Skip the drying cycle on the dishwasher. Instead, leave the door open to let the dishes dry. And put off using the dishwasher until evening, when the air is cooler. Or simply wash your dishes the old-fashioned way: by hand.
Dress right. Wear one of the widely available synthetic fabrics designed to wick away sweat and that sticky feeling (examples include Coolmax and Nano-Tex); they're not just for athletes anymore. If you prefer cotton, make it thin, light colored, and, most of all, loose. "The best thing is to have sweat evaporate directly from skin to air," says Larry Kenney, a professor of physiology and kinesiology at Pennsylvania State University, in University Park. "The next best thing is for the sweat to move quickly from your skin to clothing and then evaporate. Loose, billowy clothes allow air movement next to the skin and help with evaporation."

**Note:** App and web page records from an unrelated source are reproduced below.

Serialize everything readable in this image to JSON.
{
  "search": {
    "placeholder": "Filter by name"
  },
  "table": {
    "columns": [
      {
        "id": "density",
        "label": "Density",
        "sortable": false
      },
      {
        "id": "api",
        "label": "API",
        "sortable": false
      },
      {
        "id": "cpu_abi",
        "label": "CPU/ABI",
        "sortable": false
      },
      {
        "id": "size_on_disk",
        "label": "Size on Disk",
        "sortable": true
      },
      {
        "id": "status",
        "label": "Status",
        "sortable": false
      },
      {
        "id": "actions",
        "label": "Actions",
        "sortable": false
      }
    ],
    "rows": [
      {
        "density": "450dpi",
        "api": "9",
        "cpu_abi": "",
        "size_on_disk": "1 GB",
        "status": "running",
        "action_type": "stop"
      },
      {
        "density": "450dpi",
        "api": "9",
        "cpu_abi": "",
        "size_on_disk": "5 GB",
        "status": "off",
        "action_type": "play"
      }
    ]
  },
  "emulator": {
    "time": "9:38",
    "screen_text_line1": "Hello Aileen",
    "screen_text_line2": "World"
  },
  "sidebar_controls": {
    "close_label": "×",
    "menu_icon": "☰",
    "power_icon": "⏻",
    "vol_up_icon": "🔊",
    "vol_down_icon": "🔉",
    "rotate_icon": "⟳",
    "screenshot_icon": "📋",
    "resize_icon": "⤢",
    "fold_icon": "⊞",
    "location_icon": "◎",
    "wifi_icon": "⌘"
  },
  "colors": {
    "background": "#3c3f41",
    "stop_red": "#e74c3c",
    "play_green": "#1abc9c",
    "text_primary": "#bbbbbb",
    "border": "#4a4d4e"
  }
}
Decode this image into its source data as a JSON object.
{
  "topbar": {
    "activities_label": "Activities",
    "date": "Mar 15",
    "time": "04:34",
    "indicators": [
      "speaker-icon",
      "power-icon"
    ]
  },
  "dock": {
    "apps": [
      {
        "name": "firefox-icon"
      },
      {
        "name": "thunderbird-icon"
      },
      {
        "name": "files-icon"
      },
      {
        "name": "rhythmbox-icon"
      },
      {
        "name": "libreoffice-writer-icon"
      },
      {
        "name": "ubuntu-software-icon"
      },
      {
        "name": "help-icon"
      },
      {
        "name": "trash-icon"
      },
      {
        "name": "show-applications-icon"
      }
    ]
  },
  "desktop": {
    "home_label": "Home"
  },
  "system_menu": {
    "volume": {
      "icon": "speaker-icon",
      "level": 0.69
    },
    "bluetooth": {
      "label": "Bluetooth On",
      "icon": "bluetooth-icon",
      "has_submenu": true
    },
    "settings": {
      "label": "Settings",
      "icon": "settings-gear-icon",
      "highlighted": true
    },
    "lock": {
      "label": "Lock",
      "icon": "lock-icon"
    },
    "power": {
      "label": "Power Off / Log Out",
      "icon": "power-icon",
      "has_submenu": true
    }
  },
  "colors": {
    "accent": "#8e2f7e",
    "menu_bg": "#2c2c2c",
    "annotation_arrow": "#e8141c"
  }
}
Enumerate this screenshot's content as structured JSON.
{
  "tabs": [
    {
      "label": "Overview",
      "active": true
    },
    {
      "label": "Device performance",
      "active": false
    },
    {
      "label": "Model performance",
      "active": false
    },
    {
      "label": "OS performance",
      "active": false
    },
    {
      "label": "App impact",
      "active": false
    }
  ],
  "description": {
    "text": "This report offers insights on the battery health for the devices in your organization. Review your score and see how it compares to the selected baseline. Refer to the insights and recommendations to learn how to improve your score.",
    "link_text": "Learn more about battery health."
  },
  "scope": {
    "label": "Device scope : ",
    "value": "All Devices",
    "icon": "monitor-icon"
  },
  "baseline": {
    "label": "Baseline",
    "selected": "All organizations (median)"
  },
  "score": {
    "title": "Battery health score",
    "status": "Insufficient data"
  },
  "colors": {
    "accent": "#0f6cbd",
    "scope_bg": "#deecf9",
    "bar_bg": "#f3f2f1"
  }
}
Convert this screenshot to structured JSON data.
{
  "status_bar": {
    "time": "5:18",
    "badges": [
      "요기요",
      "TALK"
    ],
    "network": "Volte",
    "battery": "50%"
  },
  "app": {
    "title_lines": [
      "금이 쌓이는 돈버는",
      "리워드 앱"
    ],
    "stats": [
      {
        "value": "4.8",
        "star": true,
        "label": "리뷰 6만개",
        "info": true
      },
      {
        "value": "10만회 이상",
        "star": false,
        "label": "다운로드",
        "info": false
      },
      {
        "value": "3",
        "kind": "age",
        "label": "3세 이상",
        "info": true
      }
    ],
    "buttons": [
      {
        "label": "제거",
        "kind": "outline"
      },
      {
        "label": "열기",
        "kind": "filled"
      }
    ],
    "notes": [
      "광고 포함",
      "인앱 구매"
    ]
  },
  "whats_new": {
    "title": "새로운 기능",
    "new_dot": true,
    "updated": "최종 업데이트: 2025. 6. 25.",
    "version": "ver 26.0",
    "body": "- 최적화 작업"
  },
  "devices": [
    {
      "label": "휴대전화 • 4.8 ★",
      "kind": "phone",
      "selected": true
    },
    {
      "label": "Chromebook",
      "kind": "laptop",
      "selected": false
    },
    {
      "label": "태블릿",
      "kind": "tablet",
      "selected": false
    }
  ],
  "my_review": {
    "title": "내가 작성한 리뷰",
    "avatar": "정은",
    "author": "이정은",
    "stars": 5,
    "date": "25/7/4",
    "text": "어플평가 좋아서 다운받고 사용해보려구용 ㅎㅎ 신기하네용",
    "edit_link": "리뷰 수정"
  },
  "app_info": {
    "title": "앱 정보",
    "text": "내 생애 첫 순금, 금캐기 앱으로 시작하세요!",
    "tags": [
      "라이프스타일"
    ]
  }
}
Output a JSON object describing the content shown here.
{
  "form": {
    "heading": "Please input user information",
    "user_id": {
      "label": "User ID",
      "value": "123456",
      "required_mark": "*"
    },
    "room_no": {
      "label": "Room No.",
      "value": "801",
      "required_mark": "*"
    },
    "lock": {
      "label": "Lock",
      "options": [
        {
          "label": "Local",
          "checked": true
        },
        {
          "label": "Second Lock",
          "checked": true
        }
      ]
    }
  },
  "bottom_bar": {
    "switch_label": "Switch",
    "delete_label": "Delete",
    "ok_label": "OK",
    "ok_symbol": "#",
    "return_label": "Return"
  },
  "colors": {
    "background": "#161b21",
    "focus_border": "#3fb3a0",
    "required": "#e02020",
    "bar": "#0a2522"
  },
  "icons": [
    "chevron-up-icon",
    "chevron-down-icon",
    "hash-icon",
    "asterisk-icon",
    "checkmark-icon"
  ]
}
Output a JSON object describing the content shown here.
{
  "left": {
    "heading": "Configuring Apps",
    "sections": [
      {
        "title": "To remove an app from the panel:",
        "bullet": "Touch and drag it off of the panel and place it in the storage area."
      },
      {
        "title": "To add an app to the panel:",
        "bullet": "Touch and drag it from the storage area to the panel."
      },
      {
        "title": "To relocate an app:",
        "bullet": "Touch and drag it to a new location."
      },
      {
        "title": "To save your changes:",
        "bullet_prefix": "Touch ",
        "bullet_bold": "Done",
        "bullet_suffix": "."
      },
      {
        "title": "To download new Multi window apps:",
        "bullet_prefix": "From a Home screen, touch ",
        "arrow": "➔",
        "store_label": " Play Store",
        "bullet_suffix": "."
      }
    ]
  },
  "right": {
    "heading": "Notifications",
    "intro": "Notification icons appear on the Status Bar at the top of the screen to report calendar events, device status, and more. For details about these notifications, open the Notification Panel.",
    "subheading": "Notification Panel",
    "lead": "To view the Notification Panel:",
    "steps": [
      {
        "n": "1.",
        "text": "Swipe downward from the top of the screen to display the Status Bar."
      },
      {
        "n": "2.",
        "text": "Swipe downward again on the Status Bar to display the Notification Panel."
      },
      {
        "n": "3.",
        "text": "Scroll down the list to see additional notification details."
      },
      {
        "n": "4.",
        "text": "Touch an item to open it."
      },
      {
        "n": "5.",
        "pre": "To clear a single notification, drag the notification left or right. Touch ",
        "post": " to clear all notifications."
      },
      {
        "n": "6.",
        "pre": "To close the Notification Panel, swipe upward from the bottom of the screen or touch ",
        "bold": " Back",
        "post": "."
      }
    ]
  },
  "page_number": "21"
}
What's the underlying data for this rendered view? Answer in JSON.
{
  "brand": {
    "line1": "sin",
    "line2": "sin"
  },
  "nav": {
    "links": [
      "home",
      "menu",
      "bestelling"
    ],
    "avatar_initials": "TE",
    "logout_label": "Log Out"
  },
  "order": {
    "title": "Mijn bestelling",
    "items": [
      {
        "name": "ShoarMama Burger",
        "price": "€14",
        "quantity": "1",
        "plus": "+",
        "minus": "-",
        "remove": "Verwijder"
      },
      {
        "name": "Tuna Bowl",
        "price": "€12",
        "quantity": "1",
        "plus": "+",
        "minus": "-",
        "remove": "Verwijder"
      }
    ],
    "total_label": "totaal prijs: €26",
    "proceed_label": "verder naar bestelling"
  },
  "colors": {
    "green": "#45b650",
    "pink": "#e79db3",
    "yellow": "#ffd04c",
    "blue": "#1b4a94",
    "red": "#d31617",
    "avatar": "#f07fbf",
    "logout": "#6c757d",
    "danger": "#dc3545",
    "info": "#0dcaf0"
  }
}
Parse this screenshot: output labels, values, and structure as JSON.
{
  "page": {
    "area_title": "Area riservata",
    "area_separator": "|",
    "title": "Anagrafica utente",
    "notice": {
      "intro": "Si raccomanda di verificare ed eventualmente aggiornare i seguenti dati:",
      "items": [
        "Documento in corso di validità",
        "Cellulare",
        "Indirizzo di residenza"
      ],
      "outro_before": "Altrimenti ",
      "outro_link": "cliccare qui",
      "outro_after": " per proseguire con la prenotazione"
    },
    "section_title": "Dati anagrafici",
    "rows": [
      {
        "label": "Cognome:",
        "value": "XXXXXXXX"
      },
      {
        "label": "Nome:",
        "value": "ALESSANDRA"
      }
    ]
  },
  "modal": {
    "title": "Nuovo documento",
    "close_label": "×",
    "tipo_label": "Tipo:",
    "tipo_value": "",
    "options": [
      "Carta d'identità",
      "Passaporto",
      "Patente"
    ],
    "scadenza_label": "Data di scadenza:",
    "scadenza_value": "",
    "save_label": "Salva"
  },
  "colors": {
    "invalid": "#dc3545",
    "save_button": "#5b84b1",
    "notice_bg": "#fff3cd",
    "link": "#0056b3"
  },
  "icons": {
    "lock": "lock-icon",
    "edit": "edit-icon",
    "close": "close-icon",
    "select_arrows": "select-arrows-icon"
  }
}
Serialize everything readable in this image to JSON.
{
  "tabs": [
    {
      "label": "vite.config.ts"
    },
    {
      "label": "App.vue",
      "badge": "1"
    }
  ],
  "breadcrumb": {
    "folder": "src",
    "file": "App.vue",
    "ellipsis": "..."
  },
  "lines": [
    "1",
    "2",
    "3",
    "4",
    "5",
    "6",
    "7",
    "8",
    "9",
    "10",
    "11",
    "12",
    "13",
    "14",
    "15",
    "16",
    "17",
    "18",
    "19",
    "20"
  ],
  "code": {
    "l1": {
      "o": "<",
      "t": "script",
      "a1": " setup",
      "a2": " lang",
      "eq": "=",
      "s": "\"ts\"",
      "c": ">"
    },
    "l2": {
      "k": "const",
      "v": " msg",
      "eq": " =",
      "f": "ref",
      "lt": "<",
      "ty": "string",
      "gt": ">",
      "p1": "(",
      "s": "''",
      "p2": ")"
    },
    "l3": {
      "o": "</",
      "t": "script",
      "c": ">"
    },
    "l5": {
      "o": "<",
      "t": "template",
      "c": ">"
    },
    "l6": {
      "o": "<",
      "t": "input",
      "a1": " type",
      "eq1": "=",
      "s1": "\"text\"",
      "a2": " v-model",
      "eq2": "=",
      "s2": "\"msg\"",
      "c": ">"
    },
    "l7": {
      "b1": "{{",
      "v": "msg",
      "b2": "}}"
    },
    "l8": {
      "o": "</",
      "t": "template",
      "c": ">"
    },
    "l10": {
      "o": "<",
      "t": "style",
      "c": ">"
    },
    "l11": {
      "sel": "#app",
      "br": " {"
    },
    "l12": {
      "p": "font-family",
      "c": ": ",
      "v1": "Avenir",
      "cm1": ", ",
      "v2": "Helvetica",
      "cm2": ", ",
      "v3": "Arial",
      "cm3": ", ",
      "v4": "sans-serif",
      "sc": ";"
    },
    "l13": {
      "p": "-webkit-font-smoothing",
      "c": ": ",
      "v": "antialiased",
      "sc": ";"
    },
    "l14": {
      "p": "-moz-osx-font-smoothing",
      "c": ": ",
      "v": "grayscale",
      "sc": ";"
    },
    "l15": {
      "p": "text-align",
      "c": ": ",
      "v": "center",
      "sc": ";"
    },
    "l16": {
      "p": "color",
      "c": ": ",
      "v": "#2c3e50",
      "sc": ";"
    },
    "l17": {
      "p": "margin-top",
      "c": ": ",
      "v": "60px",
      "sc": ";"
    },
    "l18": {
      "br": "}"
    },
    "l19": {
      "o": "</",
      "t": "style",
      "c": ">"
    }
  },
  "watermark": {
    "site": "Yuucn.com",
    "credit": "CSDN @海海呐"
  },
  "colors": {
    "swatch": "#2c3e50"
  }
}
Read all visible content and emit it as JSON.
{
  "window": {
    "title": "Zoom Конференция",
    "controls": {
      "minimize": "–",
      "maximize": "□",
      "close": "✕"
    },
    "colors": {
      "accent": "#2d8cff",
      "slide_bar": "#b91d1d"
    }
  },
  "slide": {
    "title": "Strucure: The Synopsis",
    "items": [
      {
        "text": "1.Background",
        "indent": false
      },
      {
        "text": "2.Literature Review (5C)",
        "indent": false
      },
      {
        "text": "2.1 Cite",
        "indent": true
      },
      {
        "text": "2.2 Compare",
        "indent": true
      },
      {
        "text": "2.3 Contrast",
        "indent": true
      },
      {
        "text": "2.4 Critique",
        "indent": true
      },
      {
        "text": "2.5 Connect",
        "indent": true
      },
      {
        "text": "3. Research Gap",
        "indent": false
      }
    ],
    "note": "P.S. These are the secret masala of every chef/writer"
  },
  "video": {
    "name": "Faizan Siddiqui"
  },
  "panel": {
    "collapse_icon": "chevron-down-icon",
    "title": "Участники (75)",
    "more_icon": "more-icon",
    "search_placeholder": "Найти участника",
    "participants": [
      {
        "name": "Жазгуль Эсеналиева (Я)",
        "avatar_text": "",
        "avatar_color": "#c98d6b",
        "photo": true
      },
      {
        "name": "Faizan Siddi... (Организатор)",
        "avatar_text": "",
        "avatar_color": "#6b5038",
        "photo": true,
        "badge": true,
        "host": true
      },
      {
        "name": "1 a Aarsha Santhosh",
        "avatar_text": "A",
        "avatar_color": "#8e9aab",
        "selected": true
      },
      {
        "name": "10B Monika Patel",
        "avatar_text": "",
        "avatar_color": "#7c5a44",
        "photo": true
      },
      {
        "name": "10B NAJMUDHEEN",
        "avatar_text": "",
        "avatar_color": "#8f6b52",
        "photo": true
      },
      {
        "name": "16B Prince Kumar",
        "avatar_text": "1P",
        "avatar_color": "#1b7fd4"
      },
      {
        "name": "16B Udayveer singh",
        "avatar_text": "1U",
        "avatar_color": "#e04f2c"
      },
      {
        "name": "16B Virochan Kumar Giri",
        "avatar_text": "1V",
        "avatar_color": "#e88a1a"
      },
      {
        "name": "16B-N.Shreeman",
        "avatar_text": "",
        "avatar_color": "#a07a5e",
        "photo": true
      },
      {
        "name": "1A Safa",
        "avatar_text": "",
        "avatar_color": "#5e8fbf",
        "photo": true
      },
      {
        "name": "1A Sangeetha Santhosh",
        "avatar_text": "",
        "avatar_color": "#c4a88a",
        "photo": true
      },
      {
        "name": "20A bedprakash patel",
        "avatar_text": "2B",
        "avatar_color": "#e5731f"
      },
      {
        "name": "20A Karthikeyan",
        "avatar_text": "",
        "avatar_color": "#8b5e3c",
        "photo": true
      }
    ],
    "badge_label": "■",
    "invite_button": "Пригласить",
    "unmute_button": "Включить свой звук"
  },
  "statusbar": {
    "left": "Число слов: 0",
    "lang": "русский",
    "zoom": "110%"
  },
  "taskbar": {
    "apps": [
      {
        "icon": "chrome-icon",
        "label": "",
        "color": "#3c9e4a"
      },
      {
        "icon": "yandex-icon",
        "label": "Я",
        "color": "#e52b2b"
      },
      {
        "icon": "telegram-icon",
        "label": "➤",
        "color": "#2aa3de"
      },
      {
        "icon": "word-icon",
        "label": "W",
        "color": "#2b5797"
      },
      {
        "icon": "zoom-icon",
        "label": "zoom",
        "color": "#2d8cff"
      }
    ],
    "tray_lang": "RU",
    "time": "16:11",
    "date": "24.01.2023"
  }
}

Lose (or Choose) the Hot Stuff
Shuck your shoes. As the sweat on your feet evaporates, it cools the skin and the blood in your feet. Blood vessels then whisk that blood to other parts of the body, so "you're getting a greater sensation of coolness," says Donald R. Bohay, M.D., a member of the American Orthopedic Foot & Ankle Society.
Spice it up. As people who live in scorching climates, such as those of Mexico and India, know well, eating hot stuff can cool you down. "Chili peppers contain capsaicin, a chemical compound that helps us to perspire more readily," says Rick Bayless, the James Beard Award-winning chef of Frontera Grill, in Chicago. When this sweat evaporates, you experience brief relief.
Swig often. To replace the moisture that you lose as you perspire, be sure to drink. As you lose water to dehydration, your body temperature rises, so replacing fluids is essential to keeping cool. Avoid beverages that contain alcohol, caffeine, or lots of sugar, which are dehydrating. "Also opt for hydrating foods," says Deena Kastor, a marathon runner and an Olympic bronze medalist. "Try a smoothie for lunch, and add more fruits and vegetables to all your meals. Watermelon has the greatest water content of any food out there."
Eat light. There's a reason we reach for salads in the summer. They're easier to digest than, say, a fatty hamburger, which leaves you feeling sluggish in the high heat. Instead, go for fruits and vegetables, which are watery and help keep you hydrated (and cooler), says Robert Kenefick, a physiologist at the U.S. Army Research Institute of Environmental Medicine, in Natick, Massachusetts, which studies the effects of extreme climates on soldiers' bodies.
Opt for a Shutdown
Give your oven a summer vacation. If you cook, use the stovetop, the microwave, or a barbecue. "Grill some extra vegetables when you're making dinner," says Deborah Madison, author of Vegetable Soups From Deborah Madison's Kitchen (Broadway, $20, amazon.com). "The next day, mix them with a little Feta cheese and olive oil for a great, cool snack."
Shut the lights. Or change the bulbs: Long-lasting compact fluorescent bulbs produce about 70 percent less heat than standard incandescents.
Take Some Dry Measures
Give the clothes dryer a break, too. Hang a clothesline and let your towels and sheets flap in the breeze. "They smell wonderful," says Paul Hooker, whose company, Sferra, sells sheets made in Italy, where, he adds, almost everyone hangs them out to dry.
Make a "cold compress." Fill a cotton sock with rice, tie the sock with twine, and freeze it for two hours before bedtime. Then slide it between the sheets. Rice retains cold for a long period because it's dense and starchy, says Jim Hill, Ph.D., an associate dean of the College of Agricultural and Environmental Sciences at the University of California at Davis.
Escape. Relax with A Winter's Tale, The Call of the Wild, Doctor Zhivago, or Smilla's Sense of Snow. "Reading about cold can take your mind off the thermometer, evoking one's own experience of ice and snow," says Walter A. Brown, a clinical professor of psychiatry at the medical schools of Brown and Tufts Universities and an expert in the placebo effect. "It's also a bit of self-hypnosis. Sometimes when I shower and the water is cold, I tell myself it's hot and I can make myself believe it." You can save that last insight for another season entirely.